__Problem details__: Work out how many lines in the listing below include the word "this". Give nothing but the number.

__Available data__:
◆ ◆ ◆ ◆ ◆
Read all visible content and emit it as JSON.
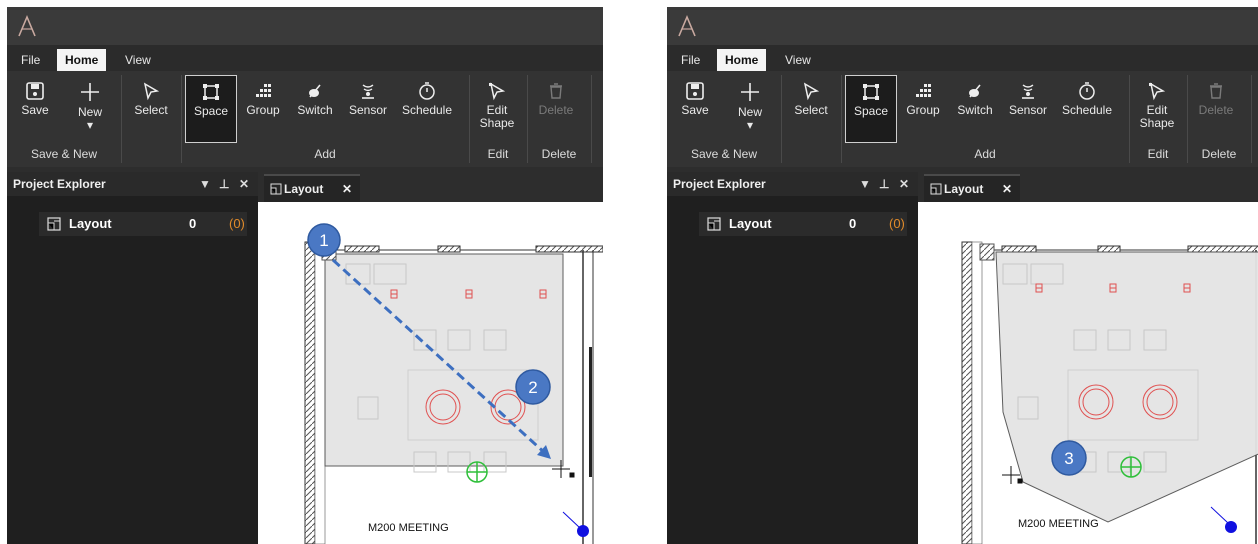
{
  "ribbon": {
    "tabs": [
      "File",
      "Home",
      "View"
    ],
    "active_tab": "Home",
    "buttons": {
      "save": "Save",
      "new": "New",
      "select": "Select",
      "space": "Space",
      "group": "Group",
      "switch": "Switch",
      "sensor": "Sensor",
      "schedule": "Schedule",
      "edit_shape_1": "Edit",
      "edit_shape_2": "Shape",
      "delete": "Delete"
    },
    "groups": {
      "save_new": "Save & New",
      "add": "Add",
      "edit": "Edit",
      "delete": "Delete"
    }
  },
  "project_explorer": {
    "title": "Project Explorer",
    "item": {
      "name": "Layout",
      "count": "0",
      "sub_count": "(0)"
    }
  },
  "document_tab": {
    "label": "Layout",
    "close": "✕"
  },
  "floorplan": {
    "room_label": "M200 MEETING",
    "markers": {
      "left": [
        "1",
        "2"
      ],
      "right": [
        "3"
      ]
    }
  },
  "colors": {
    "marker_fill": "#4a78c4",
    "arrow": "#3d6fc0",
    "accent_orange": "#e08a2a",
    "sensor_green": "#2fbf3a",
    "light_fixture_red": "#e05050",
    "device_blue": "#1010e0"
  }
}
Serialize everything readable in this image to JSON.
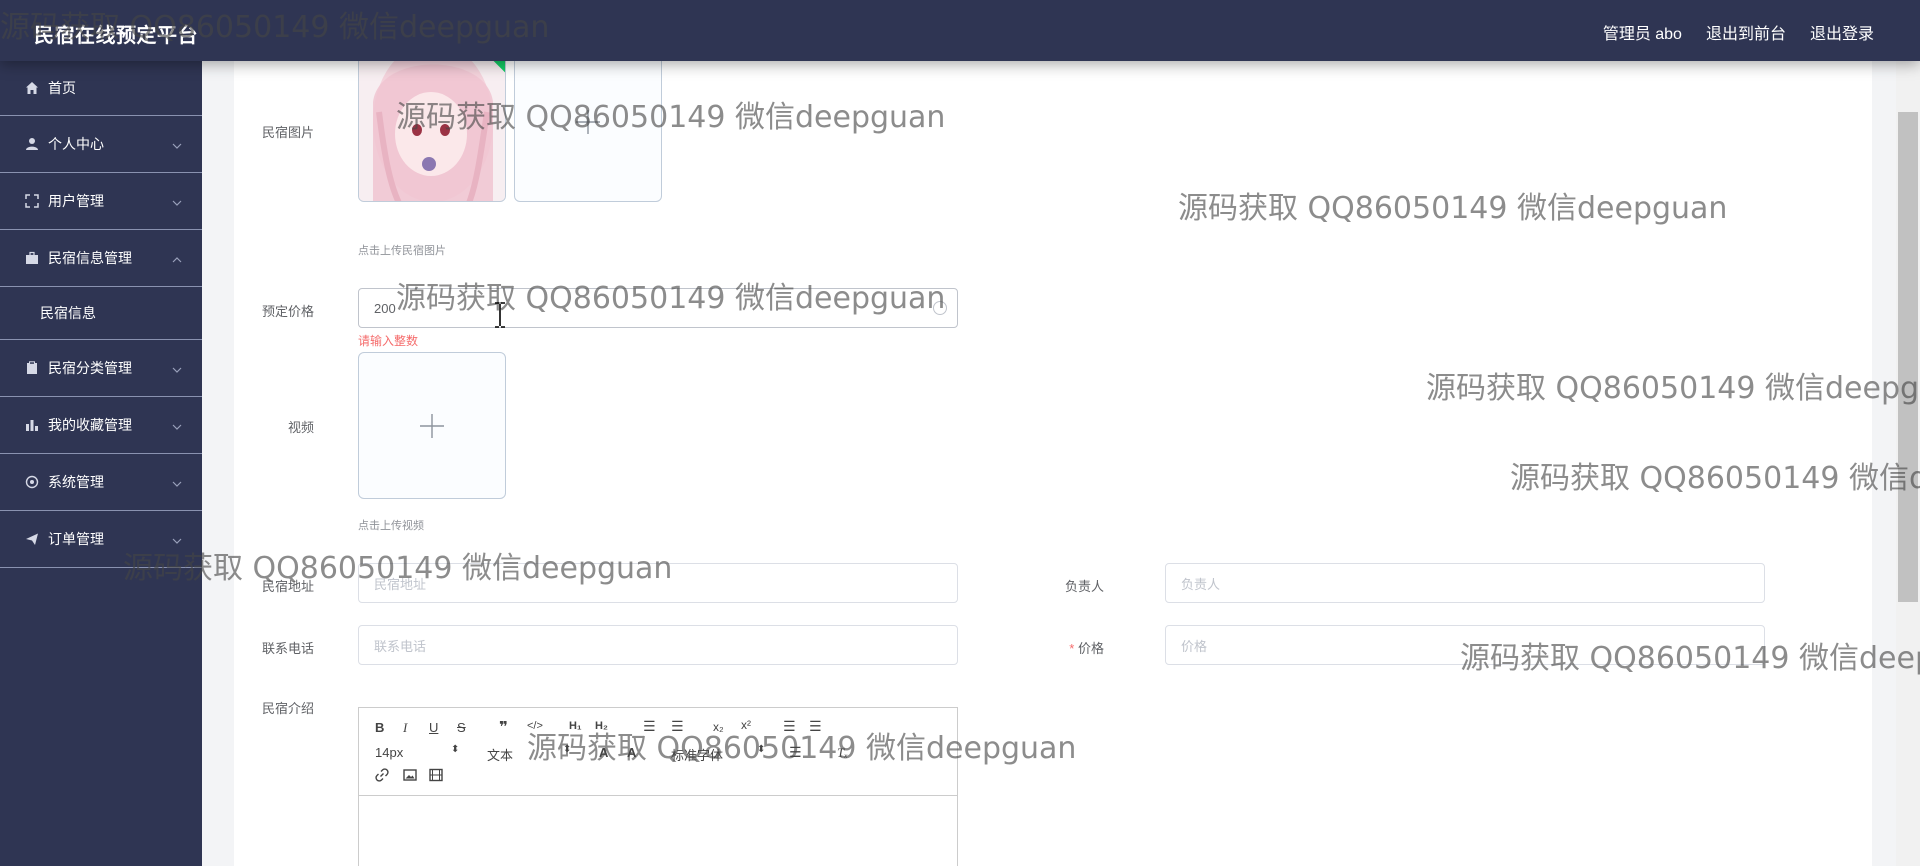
{
  "header": {
    "title": "民宿在线预定平台",
    "admin": "管理员 abo",
    "to_front": "退出到前台",
    "logout": "退出登录"
  },
  "sidebar": {
    "items": [
      {
        "label": "首页",
        "icon": "home-icon"
      },
      {
        "label": "个人中心",
        "icon": "user-icon"
      },
      {
        "label": "用户管理",
        "icon": "expand-icon"
      },
      {
        "label": "民宿信息管理",
        "icon": "briefcase-icon",
        "expanded": true,
        "children": [
          "民宿信息"
        ]
      },
      {
        "label": "民宿分类管理",
        "icon": "clipboard-icon"
      },
      {
        "label": "我的收藏管理",
        "icon": "bar-chart-icon"
      },
      {
        "label": "系统管理",
        "icon": "settings-icon"
      },
      {
        "label": "订单管理",
        "icon": "send-icon"
      }
    ]
  },
  "form": {
    "image_label": "民宿图片",
    "image_hint": "点击上传民宿图片",
    "price_label": "预定价格",
    "price_value": "200",
    "price_error": "请输入整数",
    "video_label": "视频",
    "video_hint": "点击上传视频",
    "address_label": "民宿地址",
    "address_placeholder": "民宿地址",
    "owner_label": "负责人",
    "owner_placeholder": "负责人",
    "phone_label": "联系电话",
    "phone_placeholder": "联系电话",
    "cost_required": "*",
    "cost_label": "价格",
    "cost_placeholder": "价格",
    "intro_label": "民宿介绍"
  },
  "editor": {
    "font_size": "14px",
    "text_type": "文本",
    "font_family": "标准字体"
  },
  "watermark": "源码获取 QQ86050149 微信deepguan",
  "colors": {
    "sidebar": "#2f3553",
    "error": "#f56c6c",
    "success": "#13ce66"
  }
}
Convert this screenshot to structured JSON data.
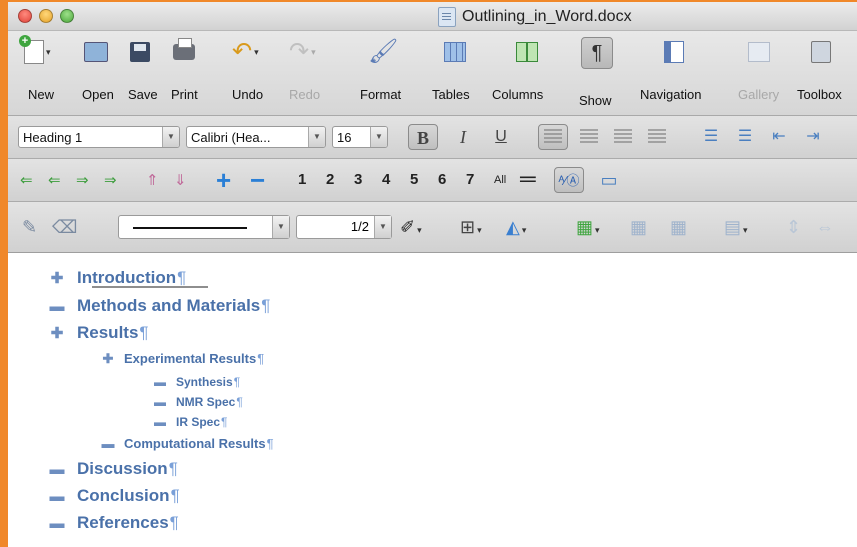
{
  "window": {
    "title": "Outlining_in_Word.docx"
  },
  "toolbar": {
    "items": [
      {
        "label": "New",
        "icon": "new-document-icon",
        "disabled": false
      },
      {
        "label": "Open",
        "icon": "open-icon",
        "disabled": false
      },
      {
        "label": "Save",
        "icon": "save-icon",
        "disabled": false
      },
      {
        "label": "Print",
        "icon": "print-icon",
        "disabled": false
      },
      {
        "label": "Undo",
        "icon": "undo-icon",
        "disabled": false
      },
      {
        "label": "Redo",
        "icon": "redo-icon",
        "disabled": true
      },
      {
        "label": "Format",
        "icon": "format-brush-icon",
        "disabled": false
      },
      {
        "label": "Tables",
        "icon": "table-icon",
        "disabled": false
      },
      {
        "label": "Columns",
        "icon": "columns-icon",
        "disabled": false
      },
      {
        "label": "Show",
        "icon": "pilcrow-icon",
        "disabled": false,
        "active": true
      },
      {
        "label": "Navigation",
        "icon": "navigation-pane-icon",
        "disabled": false
      },
      {
        "label": "Gallery",
        "icon": "gallery-icon",
        "disabled": true
      },
      {
        "label": "Toolbox",
        "icon": "toolbox-icon",
        "disabled": false
      }
    ]
  },
  "formatting": {
    "style": "Heading 1",
    "font": "Calibri (Hea...",
    "size": "16",
    "bold": "B",
    "italic": "I",
    "underline": "U"
  },
  "outlining": {
    "levels": [
      "1",
      "2",
      "3",
      "4",
      "5",
      "6",
      "7"
    ],
    "all_label": "All"
  },
  "drawing": {
    "line_weight": "1/2"
  },
  "outline": [
    {
      "text": "Introduction",
      "level": 1,
      "expandable": true
    },
    {
      "text": "Methods and Materials",
      "level": 1,
      "expandable": false
    },
    {
      "text": "Results",
      "level": 1,
      "expandable": true
    },
    {
      "text": "Experimental Results",
      "level": 2,
      "expandable": true
    },
    {
      "text": "Synthesis ",
      "level": 3,
      "expandable": false
    },
    {
      "text": "NMR Spec",
      "level": 3,
      "expandable": false
    },
    {
      "text": "IR Spec",
      "level": 3,
      "expandable": false
    },
    {
      "text": "Computational Results",
      "level": 2,
      "expandable": false
    },
    {
      "text": "Discussion",
      "level": 1,
      "expandable": false
    },
    {
      "text": "Conclusion ",
      "level": 1,
      "expandable": false
    },
    {
      "text": "References",
      "level": 1,
      "expandable": false
    }
  ],
  "colors": {
    "window_border": "#f0882a",
    "heading_text": "#4a71a9",
    "outline_symbol": "#6d8ec0"
  }
}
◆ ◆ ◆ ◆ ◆
__Answer to the exercise__: 2